The first point of note is that the "budget method" (a simplistic method based on physiological limits of food and beverage consumption that can be consumed each day) is no longer included as a recommended approach for assessing exposure to enzymes; instead, exposure should be determined using food consumption data from the EFSA Comprehensive Food Consumption Database. This is a move to a more reliable estimate of intake based on actual food consumption, however, it does remove the simple screening stage that the budget method allows, and requires an understanding of the intricacies of the EFSA Comprehensive database and proficiency for exposure calculations based on the information within – particularly in terms of preparing the requested uncertainty analysis.

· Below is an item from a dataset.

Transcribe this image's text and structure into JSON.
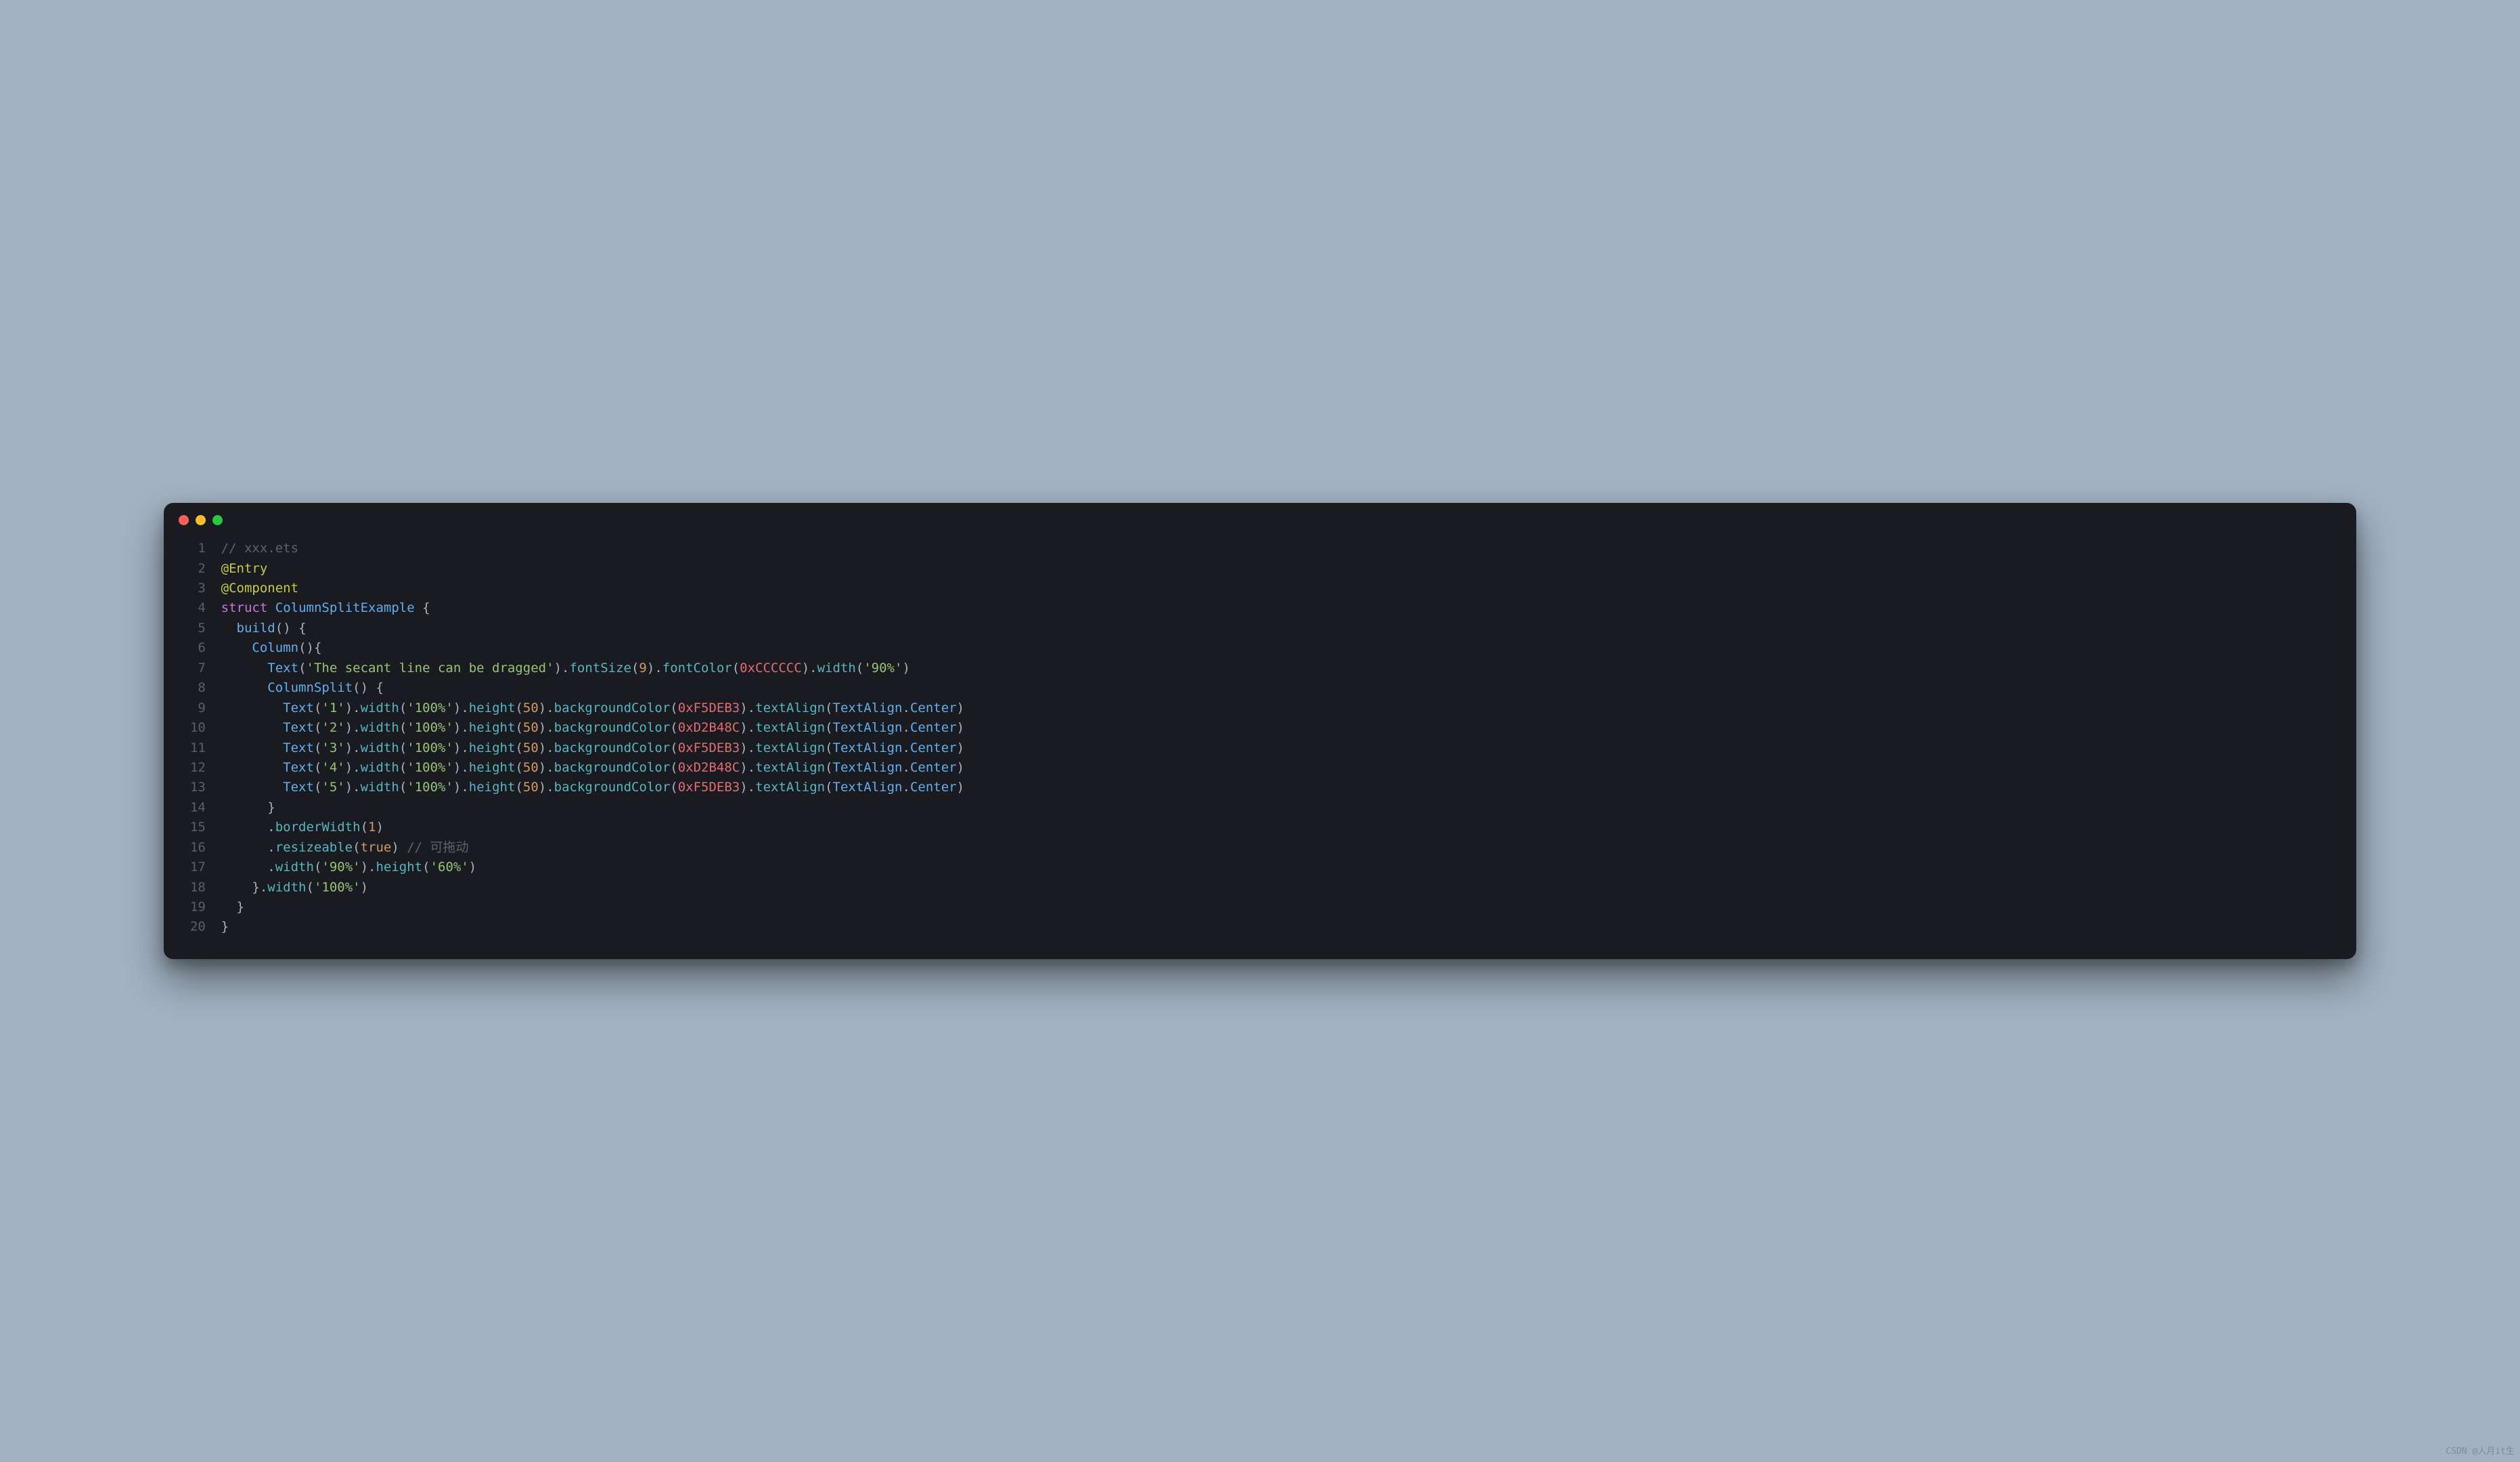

The use of the EFSA Comprehensive database further requires the enzyme concentration (or use level) data to be expressed on the basis of the food as consumed. This presents a challenge for enzyme manufacturers, who seldom deal with final food products. EFSA plans to overcome this difficulty by establishing standard conversion factors of the raw material to the final food. This information will be obtained from industry via a series of Calls for Data (first Call for Data here) – a total of 18 Calls for Data are anticipated.
EFSA intends to develop a tool (like the FAIM tool (xls) for food additives) to be used for future applications. Consistent with the FAIM which was also developed by EFSA, this tool is expected result in large overestimations of intake, but will help to provide a simplistic mechanism for a first stage/tier assessment to the enzyme by applicants.
While the draft version of the guidance indicated that a margin of exposure (i.e., difference between intake level and the safety level determined from toxicological tests) of 300 was required for applications, this most recent guidance does not identify a single value – indicating that the available data will be considered on a case-by-case basis.
Overall, there is a lot of work to be done as part of the review process, but EFSA appears to be taking note of industry feedback, and taking a sensible approach on many aspects. Put simply, they will assess applications on a case-by-case basis on a reasoned scientific approach taking all factors into consideration - which is an important consideration given the diverse nature of food enzymes currently used by industry.
Today's expert blogger is Danika Martyn, Ph.D., Scientific & Regulatory Consultant within Intertek's Food & Nutrition Group. Based in the UK, Dr. Martyn is an expert in dietary exposure assessments, and her experience is in modeling dietary intake data in estimating human exposure to food chemicals and ingredients. She also works within the Food and Nutrition Group to critically review and interpret analytical and scientific data as part of safety assessments for novel food ingredients, feed ingredients and food enzymes.